== Task instructions ==
Repeat the whole listing below, word for word.
- - - - - - -
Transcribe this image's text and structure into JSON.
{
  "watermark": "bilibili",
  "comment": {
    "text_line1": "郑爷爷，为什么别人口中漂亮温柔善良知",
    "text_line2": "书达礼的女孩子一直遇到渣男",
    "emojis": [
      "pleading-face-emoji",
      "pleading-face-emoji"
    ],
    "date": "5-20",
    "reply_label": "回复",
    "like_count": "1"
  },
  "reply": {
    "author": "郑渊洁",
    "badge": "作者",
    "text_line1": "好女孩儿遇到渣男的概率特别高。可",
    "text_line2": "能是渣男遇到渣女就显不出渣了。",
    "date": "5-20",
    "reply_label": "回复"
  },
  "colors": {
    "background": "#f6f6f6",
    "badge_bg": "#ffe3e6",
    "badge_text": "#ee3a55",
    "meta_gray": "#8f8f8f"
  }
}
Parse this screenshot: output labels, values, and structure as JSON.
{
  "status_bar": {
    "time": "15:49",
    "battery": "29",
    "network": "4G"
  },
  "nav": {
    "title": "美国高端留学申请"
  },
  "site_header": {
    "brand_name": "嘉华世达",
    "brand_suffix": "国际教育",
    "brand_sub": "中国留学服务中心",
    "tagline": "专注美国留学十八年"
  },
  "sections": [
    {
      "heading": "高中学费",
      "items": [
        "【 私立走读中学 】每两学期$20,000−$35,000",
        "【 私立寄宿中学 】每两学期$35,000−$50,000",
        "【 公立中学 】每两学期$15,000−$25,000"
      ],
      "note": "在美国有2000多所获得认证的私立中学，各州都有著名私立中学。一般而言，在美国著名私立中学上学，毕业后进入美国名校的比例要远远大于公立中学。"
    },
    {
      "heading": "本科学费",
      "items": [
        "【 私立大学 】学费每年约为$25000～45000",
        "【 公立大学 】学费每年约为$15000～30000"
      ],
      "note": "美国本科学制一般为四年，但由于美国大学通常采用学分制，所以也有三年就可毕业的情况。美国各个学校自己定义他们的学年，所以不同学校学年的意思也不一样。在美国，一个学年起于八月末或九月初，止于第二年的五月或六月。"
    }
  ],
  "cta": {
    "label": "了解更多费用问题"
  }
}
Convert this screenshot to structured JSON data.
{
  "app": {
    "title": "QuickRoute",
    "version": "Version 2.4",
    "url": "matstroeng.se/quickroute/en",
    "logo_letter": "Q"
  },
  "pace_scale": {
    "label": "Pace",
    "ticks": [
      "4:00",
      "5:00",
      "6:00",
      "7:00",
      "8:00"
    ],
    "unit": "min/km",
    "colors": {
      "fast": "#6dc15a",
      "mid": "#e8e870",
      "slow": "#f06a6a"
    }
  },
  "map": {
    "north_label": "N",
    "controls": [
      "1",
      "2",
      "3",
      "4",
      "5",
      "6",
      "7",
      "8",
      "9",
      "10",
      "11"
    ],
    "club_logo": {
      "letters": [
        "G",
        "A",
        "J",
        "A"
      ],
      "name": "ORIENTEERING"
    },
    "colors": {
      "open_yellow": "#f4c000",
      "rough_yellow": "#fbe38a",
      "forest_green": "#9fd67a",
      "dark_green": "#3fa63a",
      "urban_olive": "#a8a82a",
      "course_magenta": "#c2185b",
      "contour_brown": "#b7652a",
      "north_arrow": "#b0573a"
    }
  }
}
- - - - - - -
== Answer to this problem ==
Transcribe this image's text and structure into JSON.
{
  "watermark": "bilibili",
  "comment": {
    "text_line1": "郑爷爷，为什么别人口中漂亮温柔善良知",
    "text_line2": "书达礼的女孩子一直遇到渣男",
    "emojis": [
      "pleading-face-emoji",
      "pleading-face-emoji"
    ],
    "date": "5-20",
    "reply_label": "回复",
    "like_count": "1"
  },
  "reply": {
    "author": "郑渊洁",
    "badge": "作者",
    "text_line1": "好女孩儿遇到渣男的概率特别高。可",
    "text_line2": "能是渣男遇到渣女就显不出渣了。",
    "date": "5-20",
    "reply_label": "回复"
  },
  "colors": {
    "background": "#f6f6f6",
    "badge_bg": "#ffe3e6",
    "badge_text": "#ee3a55",
    "meta_gray": "#8f8f8f"
  }
}
Parse this screenshot: output labels, values, and structure as JSON.
{
  "status_bar": {
    "time": "15:49",
    "battery": "29",
    "network": "4G"
  },
  "nav": {
    "title": "美国高端留学申请"
  },
  "site_header": {
    "brand_name": "嘉华世达",
    "brand_suffix": "国际教育",
    "brand_sub": "中国留学服务中心",
    "tagline": "专注美国留学十八年"
  },
  "sections": [
    {
      "heading": "高中学费",
      "items": [
        "【 私立走读中学 】每两学期$20,000−$35,000",
        "【 私立寄宿中学 】每两学期$35,000−$50,000",
        "【 公立中学 】每两学期$15,000−$25,000"
      ],
      "note": "在美国有2000多所获得认证的私立中学，各州都有著名私立中学。一般而言，在美国著名私立中学上学，毕业后进入美国名校的比例要远远大于公立中学。"
    },
    {
      "heading": "本科学费",
      "items": [
        "【 私立大学 】学费每年约为$25000～45000",
        "【 公立大学 】学费每年约为$15000～30000"
      ],
      "note": "美国本科学制一般为四年，但由于美国大学通常采用学分制，所以也有三年就可毕业的情况。美国各个学校自己定义他们的学年，所以不同学校学年的意思也不一样。在美国，一个学年起于八月末或九月初，止于第二年的五月或六月。"
    }
  ],
  "cta": {
    "label": "了解更多费用问题"
  }
}
Convert this screenshot to structured JSON data.
{
  "app": {
    "title": "QuickRoute",
    "version": "Version 2.4",
    "url": "matstroeng.se/quickroute/en",
    "logo_letter": "Q"
  },
  "pace_scale": {
    "label": "Pace",
    "ticks": [
      "4:00",
      "5:00",
      "6:00",
      "7:00",
      "8:00"
    ],
    "unit": "min/km",
    "colors": {
      "fast": "#6dc15a",
      "mid": "#e8e870",
      "slow": "#f06a6a"
    }
  },
  "map": {
    "north_label": "N",
    "controls": [
      "1",
      "2",
      "3",
      "4",
      "5",
      "6",
      "7",
      "8",
      "9",
      "10",
      "11"
    ],
    "club_logo": {
      "letters": [
        "G",
        "A",
        "J",
        "A"
      ],
      "name": "ORIENTEERING"
    },
    "colors": {
      "open_yellow": "#f4c000",
      "rough_yellow": "#fbe38a",
      "forest_green": "#9fd67a",
      "dark_green": "#3fa63a",
      "urban_olive": "#a8a82a",
      "course_magenta": "#c2185b",
      "contour_brown": "#b7652a",
      "north_arrow": "#b0573a"
    }
  }
}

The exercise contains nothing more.